We paid a federal prosecutor, the city police, the Department of Homeland Security, Immigration and Customs Enforcement, Enforcement Removal Operations and the Bureau of Alcohol, Tobacco and Firearms to get this guy a room for a year. And prison cells are not cheap.

Just think of the savings if two officers drove the man to the border and then came home to protect and serve here.

I had a reader say recently that he likes my articles but people don’t care. I think they don’t care because the out of pocket costs of these individual events don’t amount to a hill of beans on their own. We don’t see the impact as being able to afford burgers instead of steaks on the grill, but that’s what it is.

Speaking of exercise and burgers, walk on over to Korner Bakery for the buns that make a burger better. Shopping locally should be about better products, not charity for local business.

 

Lionel Hampton

Back in the 70’s I hitched from California to New York City to visit my dad. We went to Central Park for a free concert and saw Lionel Hampton there. Made me wonder if we could be detected on the richter scale. The more fun a musician has, the better for their beneficiaries. This song is on an old album we bought from a weightlifter who got the entire inventory of vinyl from a radio station. Much of the ink is worn off and its on its third application of tape. Plays fine, though. Later that summer my sister visited Dad and they both enjoyed The Mothers of Invention at the same venue.
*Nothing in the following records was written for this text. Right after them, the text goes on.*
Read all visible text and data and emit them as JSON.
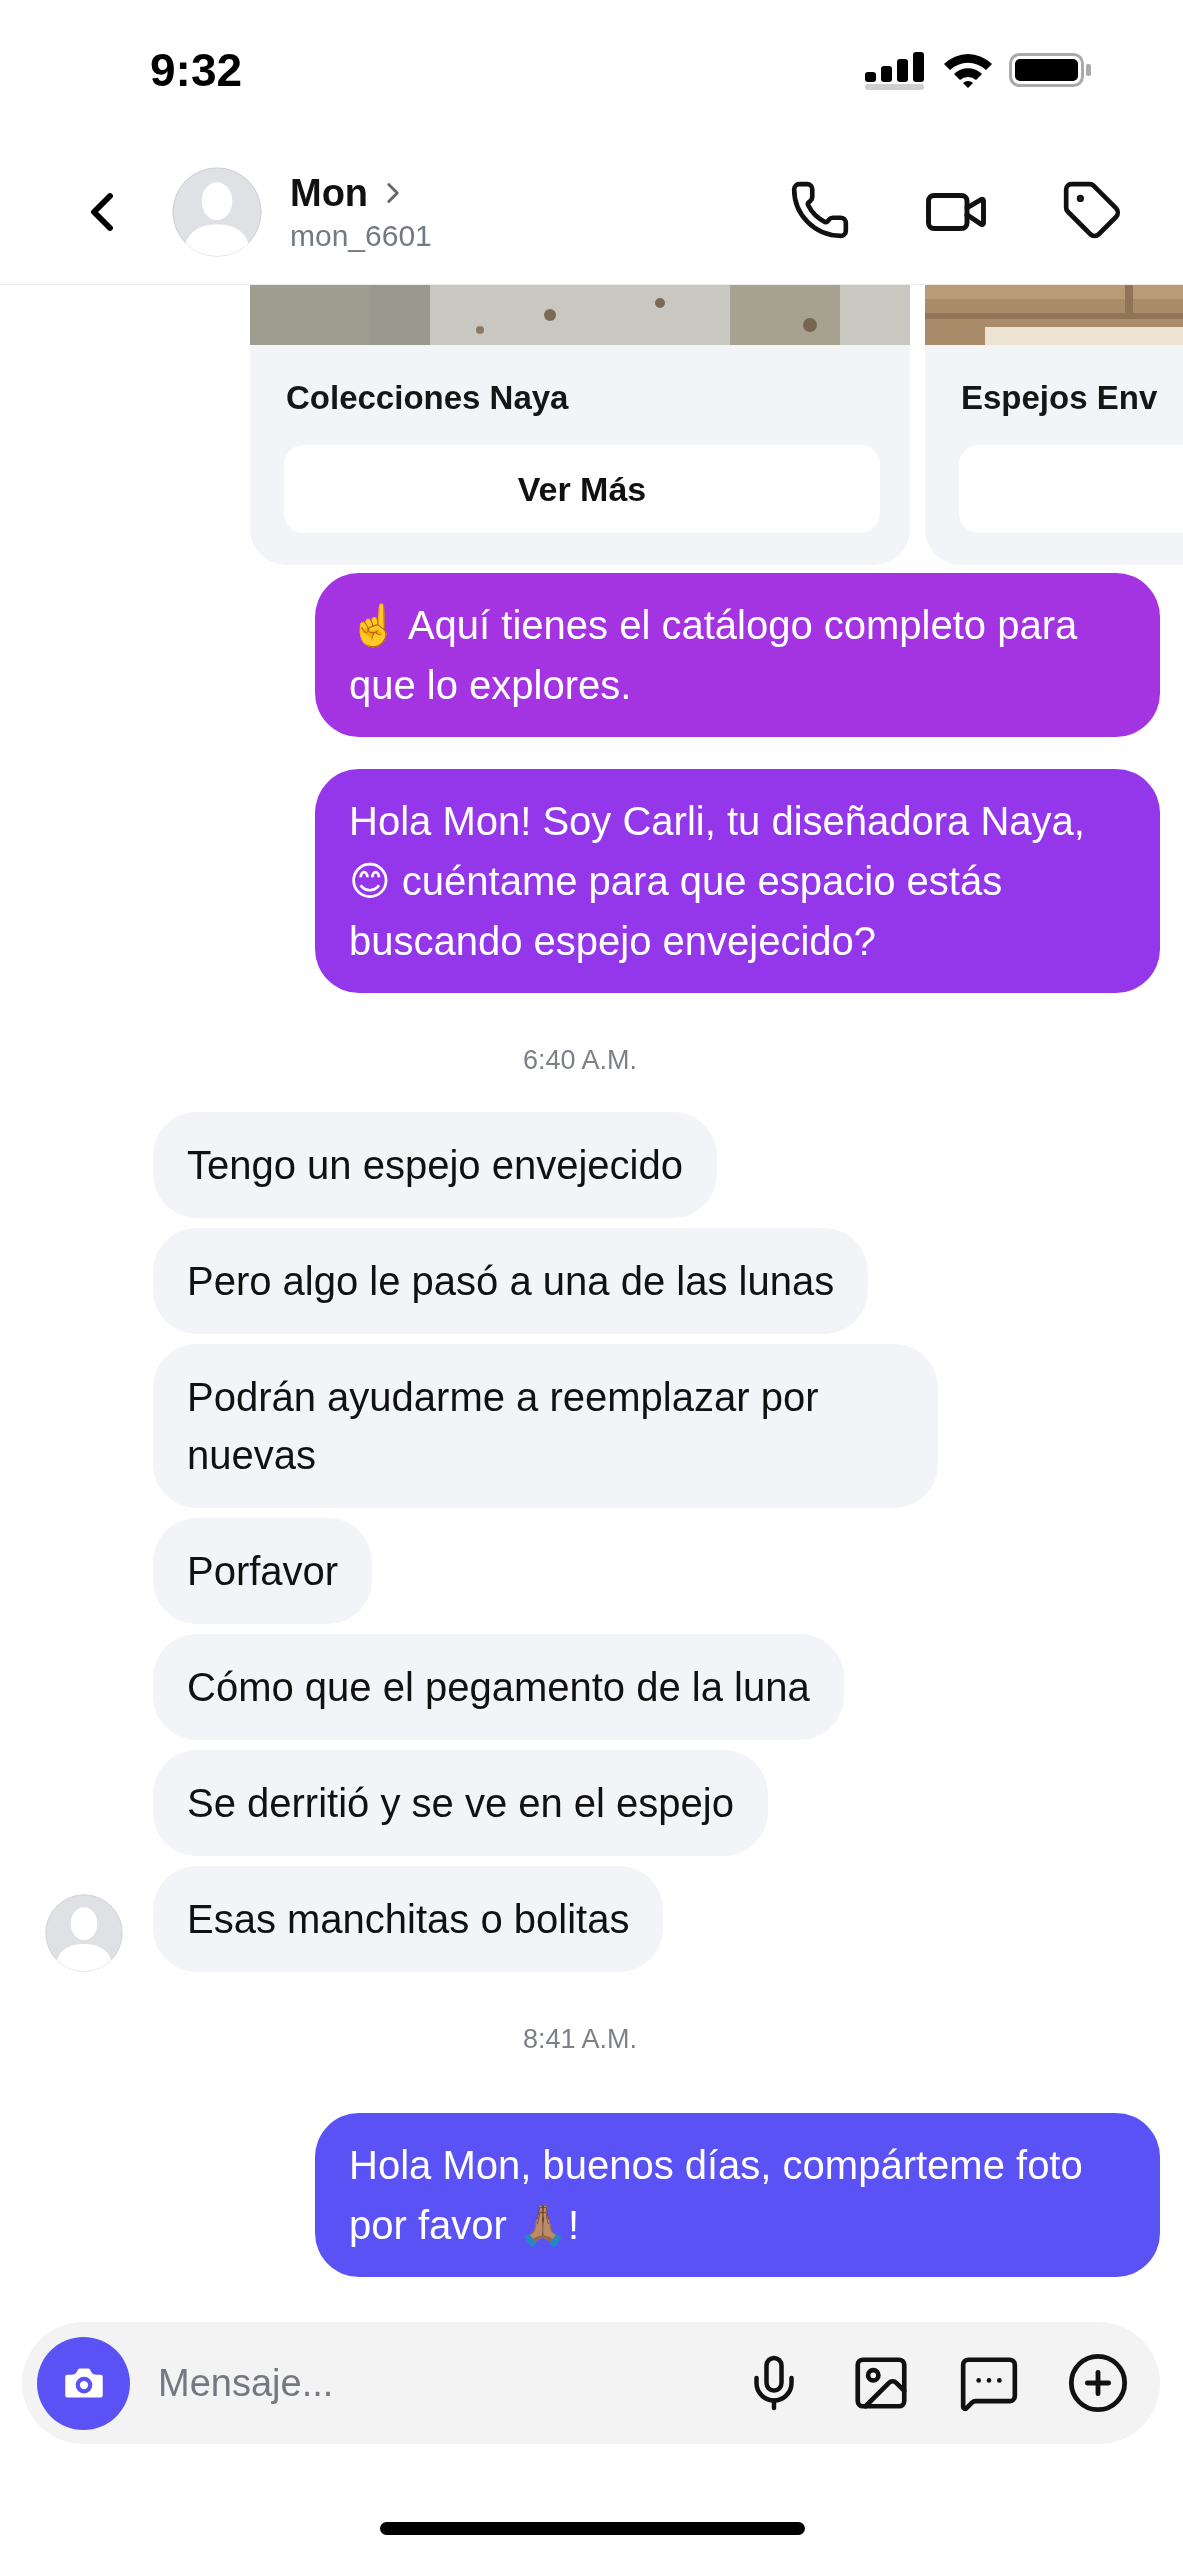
{
  "status_bar": {
    "time": "9:32"
  },
  "header": {
    "name": "Mon",
    "username": "mon_6601"
  },
  "cards": [
    {
      "title": "Colecciones Naya",
      "button": "Ver Más"
    },
    {
      "title": "Espejos Env"
    }
  ],
  "messages": [
    {
      "kind": "sent",
      "text": "☝️  Aquí tienes el catálogo completo para que lo explores.",
      "color": "#a433e2"
    },
    {
      "kind": "sent",
      "text": "Hola Mon! Soy Carli, tu diseñadora Naya, 😊  cuéntame para que espacio estás buscando espejo envejecido?",
      "color": "#9437ea"
    },
    {
      "kind": "timestamp",
      "text": "6:40 A.M."
    },
    {
      "kind": "received",
      "text": "Tengo un espejo envejecido",
      "show_avatar": false
    },
    {
      "kind": "received",
      "text": "Pero algo le pasó a una de las lunas",
      "show_avatar": false
    },
    {
      "kind": "received",
      "text": "Podrán ayudarme a reemplazar por nuevas",
      "show_avatar": false
    },
    {
      "kind": "received",
      "text": "Porfavor",
      "show_avatar": false
    },
    {
      "kind": "received",
      "text": "Cómo que el pegamento de la luna",
      "show_avatar": false
    },
    {
      "kind": "received",
      "text": "Se derritió y se ve en el espejo",
      "show_avatar": false
    },
    {
      "kind": "received",
      "text": "Esas manchitas o bolitas",
      "show_avatar": true
    },
    {
      "kind": "timestamp",
      "text": "8:41 A.M."
    },
    {
      "kind": "sent",
      "text": "Hola Mon, buenos días, compárteme foto por favor 🙏🏽!",
      "color": "#5b52f6"
    }
  ],
  "composer": {
    "placeholder": "Mensaje..."
  }
}
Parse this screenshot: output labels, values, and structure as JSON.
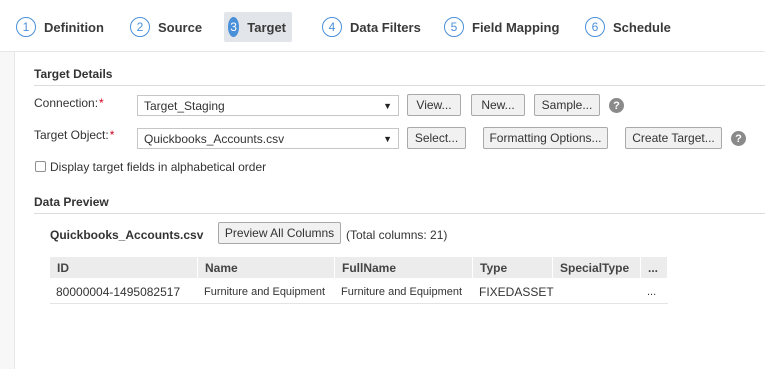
{
  "steps": [
    {
      "num": "1",
      "label": "Definition"
    },
    {
      "num": "2",
      "label": "Source"
    },
    {
      "num": "3",
      "label": "Target"
    },
    {
      "num": "4",
      "label": "Data Filters"
    },
    {
      "num": "5",
      "label": "Field Mapping"
    },
    {
      "num": "6",
      "label": "Schedule"
    }
  ],
  "active_step": "Target",
  "target_details": {
    "title": "Target Details",
    "connection_label": "Connection:",
    "connection_value": "Target_Staging",
    "target_object_label": "Target Object:",
    "target_object_value": "Quickbooks_Accounts.csv",
    "required_mark": "*",
    "buttons": {
      "view": "View...",
      "new": "New...",
      "sample": "Sample...",
      "select": "Select...",
      "formatting": "Formatting Options...",
      "create_target": "Create Target..."
    },
    "help_glyph": "?",
    "alpha_checkbox_label": "Display target fields in alphabetical order",
    "alpha_checked": false
  },
  "data_preview": {
    "title": "Data Preview",
    "file_name": "Quickbooks_Accounts.csv",
    "preview_all_button": "Preview All Columns",
    "total_columns_text": "(Total columns: 21)",
    "columns": [
      "ID",
      "Name",
      "FullName",
      "Type",
      "SpecialType",
      "..."
    ],
    "rows": [
      [
        "80000004-1495082517",
        "Furniture and Equipment",
        "Furniture and Equipment",
        "FIXEDASSET",
        "",
        "..."
      ]
    ]
  },
  "colors": {
    "accent": "#4a90d9",
    "required": "#d0021b"
  }
}
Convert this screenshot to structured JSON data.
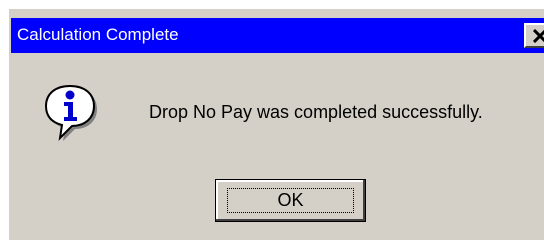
{
  "window": {
    "title": "Calculation Complete",
    "close_icon": "close-x-icon"
  },
  "dialog": {
    "icon": "information-icon",
    "message": "Drop No Pay was completed successfully.",
    "ok_label": "OK"
  },
  "colors": {
    "titlebar": "#0000ff",
    "title_text": "#ffffff",
    "dialog_bg": "#d4d0c8"
  }
}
I was 7 when they recorded this (thanks to jazz on the tube for the link):